I’ll show examples of their use in quantifying perceptual distortion, optimizing the display of photographs (for example, rendering of high-dynamic range images), and as the basis of a new image compression system that is end-to-end optimized for its rate-distortion performance.
Eero Simoncelli received a BA in Physics from Harvard (1984), a Certificate of Advanced study in Math(s) from University of Cambridge (1986), and a MS and PhD in Electrical Engineering and Computer Science from MIT (1988/1993). He was an assistant professor in the Computer and Information Science Department at the University of Pennsylvania from 1993 to 1996, and then moved to NYU as an assistant professor of Neural Science and Mathematics (later adding Psychology, and most recently, Data Science). Eero received an NSF CAREER award in 1996, an Alfred P. Sloan Research Fellowship in 1998, and became an Investigator of the Howard Hughes Medical Institute in 2000. He was elected a Fellow of the IEEE in 2008, and an associate member of the Canadian institute for Advanced Research in 2010. He has received two Outstanding Faculty awards from the NYU GSAS Graduate Student Council (2003/2011), two IEEE Best Journal Article awards (2009/2010) and a Sustained Impact Paper award (2016), an Emmy Award from the Academy of Television Arts and Sciences for a method of measuring the perceptual quality of images (2015), and the Golden Brain Award from the Minerva Foundation, for fundamental contributions to visual neuroscience (2017).

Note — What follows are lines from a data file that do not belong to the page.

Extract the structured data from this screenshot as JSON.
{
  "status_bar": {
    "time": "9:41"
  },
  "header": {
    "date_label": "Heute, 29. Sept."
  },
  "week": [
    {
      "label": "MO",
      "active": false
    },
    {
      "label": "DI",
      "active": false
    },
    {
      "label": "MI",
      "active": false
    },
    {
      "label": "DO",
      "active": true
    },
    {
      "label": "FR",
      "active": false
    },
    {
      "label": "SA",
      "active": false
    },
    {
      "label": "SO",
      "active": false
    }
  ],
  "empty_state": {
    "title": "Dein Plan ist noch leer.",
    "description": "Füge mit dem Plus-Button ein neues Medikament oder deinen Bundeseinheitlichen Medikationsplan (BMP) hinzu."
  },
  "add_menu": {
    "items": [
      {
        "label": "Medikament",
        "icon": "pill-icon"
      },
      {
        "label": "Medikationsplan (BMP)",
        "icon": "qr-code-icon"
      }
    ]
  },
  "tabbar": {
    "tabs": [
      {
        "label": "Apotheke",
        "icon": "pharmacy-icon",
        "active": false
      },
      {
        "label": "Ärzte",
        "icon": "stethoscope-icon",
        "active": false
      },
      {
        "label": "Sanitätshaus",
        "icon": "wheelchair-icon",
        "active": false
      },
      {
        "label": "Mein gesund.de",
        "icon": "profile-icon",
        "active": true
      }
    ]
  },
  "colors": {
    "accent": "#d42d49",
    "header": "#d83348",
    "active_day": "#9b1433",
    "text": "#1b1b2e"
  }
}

His group studies the representation and analysis of visual images in biological and machine systems.